One of the main reasons the accusations have only come to light now is an environment of fear. Women and some men felt afraid to speak out in case their actions damaged their careers. Men with such power had and still have the capacity to blacklist an employee at will. One factor which shouldn’t get overlooked is the uselessness of current HR. In an age where political correctness is apparently powerful, a human resource department couldn’t help victims of harassment. And, it’s happening all over the world. The only way to correct this is to make changes. Hiring an HR recruitment agency to employ new leaders is a start, as is reviewing current protocol. However, the leading reform has to develop new policies. Victims of harassment should not feel scared and must know there is always an avenue for justice.

Too Much Power

Kanye West raps that “no one man should have all that power” and he’s right. If this scandal shows anything, it’s that bosses can do what they please without fear of reprisal. Commentators may argue that harassers have and still do receive the punishment they deserve. However, it happens at the expense of dozens of women who have to go through the ordeal. If a boss didn’t think he or she could get away with it, people wouldn’t have to suffer abuse. When a person at the top has an inflated ego, nothing is too far.

What a business should take from this is the importance of dividing power. A manager who has to report to others is a person who can’t take the law into his own hands. Also, diversifying control and putting more women in charge would surely be a practical step in the right direction.

Change Is Coming

Papers are full of headlines which ask, “is change finally coming to Hollywood?” It seems like a long time coming but the answer is yes for two reasons. It’s in the best interest of the industry and the general working public. Not only must employees be safe in the office, but businesses don’t want to deal with the fallout.

On both fronts, it suits everyone to be on the same page. The second reason is the teamwork of women. Now more than ever, women from all walks of life are coming together to fight back. Thanks to social media, global mobilization isn’t a problem any longer. Another takeaway for employers is that it’s best to be in front of the curve. When change does happen, the businesses that are left behind often get the worst of a bad deal.

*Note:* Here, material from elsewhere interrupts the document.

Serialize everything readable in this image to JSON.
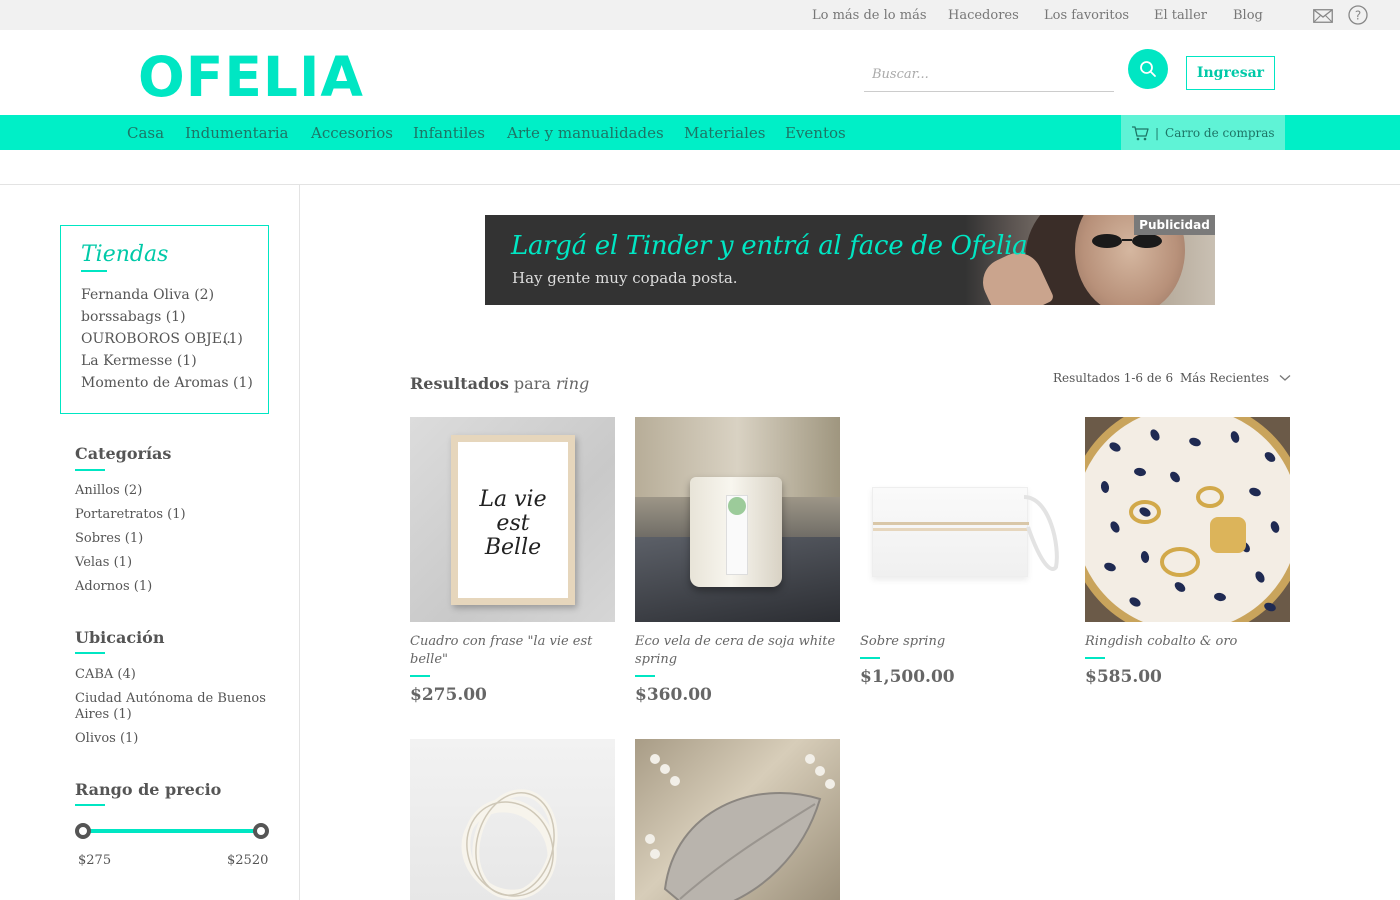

Just because it’s Hollywood doesn’t mean there aren’t lessons for all employers to learn.